The Artists of Elk Run is a collective of 13 artists who work out of studios scattered throughout the Elk Run industrial park. Member and painter Barb Fyvie said the group has always intended to hold a group show downtown, they were just waiting for the right opportunity.
And holding a show at the Hive Gallery and Gatherings, which Elevation Gallery owner Cheryl Baxter opened recently in a second-floor space on Main Street, proved to be the opportunity they were waiting for.
“The collective has been together for three or four years and we have worked out of our studios and had our tours while inviting people in to see our work in the past, but we’ve always had a mandate that we’d go beyond the studios and somehow show as a group,” said Fyvie. “It just so happened that we had been looking around and (Baxter) sent an email out to artists in town to say ‘this is what is going on, let me know if you’d be interested.’”
The members of the collective were interested and the Artists of Elk Run DOWNTOWN is on now until March 16.
Fyvie said the show features work across a wide range of mediums, from Canmore artists Peig Abbott, Tony Bloom, John Borrowman, Linda Cote, Barb Fyvie, Deanna MacAulay, Alexis McKeown, Meg Nicks, Rudi Peet, Barbara Rumberger, Nicole Tremblay, Kari Woo and Beth Woolley Monod.
While Fyvie said the show does not have a specific theme, she described it as a “multi-room, synergistic show.” By that she means the work will be spread out among the Hive’s multitude of smaller rooms and spaces (formerly offices and boardrooms).

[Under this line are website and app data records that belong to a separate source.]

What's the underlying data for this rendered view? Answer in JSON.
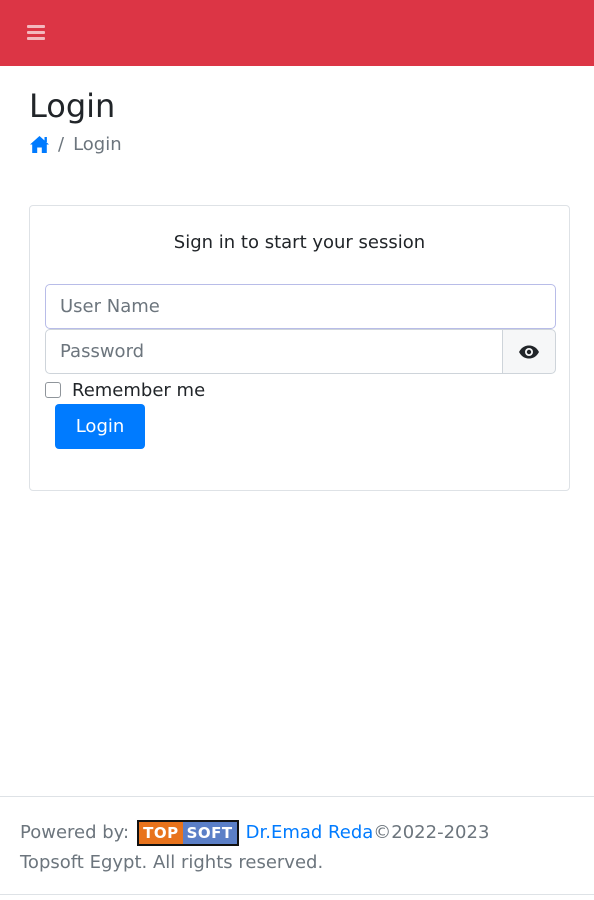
{
  "navbar": {
    "menu_icon": "hamburger-icon",
    "color": "#dc3545"
  },
  "header": {
    "title": "Login"
  },
  "breadcrumb": {
    "home_icon": "home-icon",
    "separator": "/",
    "current": "Login"
  },
  "login_card": {
    "message": "Sign in to start your session",
    "username_placeholder": "User Name",
    "password_placeholder": "Password",
    "toggle_password_icon": "eye-icon",
    "remember_label": "Remember me",
    "login_button": "Login",
    "button_color": "#007bff"
  },
  "footer": {
    "powered_by": "Powered by:",
    "logo_top": "TOP",
    "logo_soft": "SOFT",
    "author_link": "Dr.Emad Reda",
    "years": "©2022-2023",
    "rights": "Topsoft Egypt. All rights reserved."
  }
}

“It’s been really fun to look at the work of our group and find ways of combining and finding synergy between artists sand seeing who works well with the others,” said Fyvie. “This gives us the opportunity to be in a different place at a different time and potentially with a different audience. We all have a real strong following of our group and our practices and this will allow us to open the doors to a new audience.”
The Hive is also hosting a smaller exhibition at the same time as the Elk Run Artists DOWNTOWN – paintings by Fyvie and Canmore artist Pascale Ouellet which were inspired during a 2015 arts residency on Fogo Island, off the coast of Newfoundland.
The back kitchen studio: Two artists on Fogo runs until March 16 with an opening reception at the Hive Feb. 27 from 6-9 p.m. Fyvie and Ouellet will host a presentation at artsPlace March 3 at 7 p.m. and then on March from 4-6 p.m., they will create a collaborative performance piece that reflects on their impressions of Newfoundland.
The Hive will also serve as one of the stops of the upcoming art tour Fundamental Elements, which celebrates Canmore’s natural environment. A number of Canmore’s downtown galleries are hosting exhibitions that focus on an element, be it fire, water, wind or earth. The exhibitions will be accompanied by artist’s talks and demonstrations and outdoor performances.
The tour is scheduled for March 5, 3-9 p.m., and March 6 from 11 a.m. to 5 p.m. The walking tour is less than a kilometre in length.
The Hive Gallery and Gatherings is located at No. 200, 729 Main Street. Go to www.artistsofelkrun.com for more information.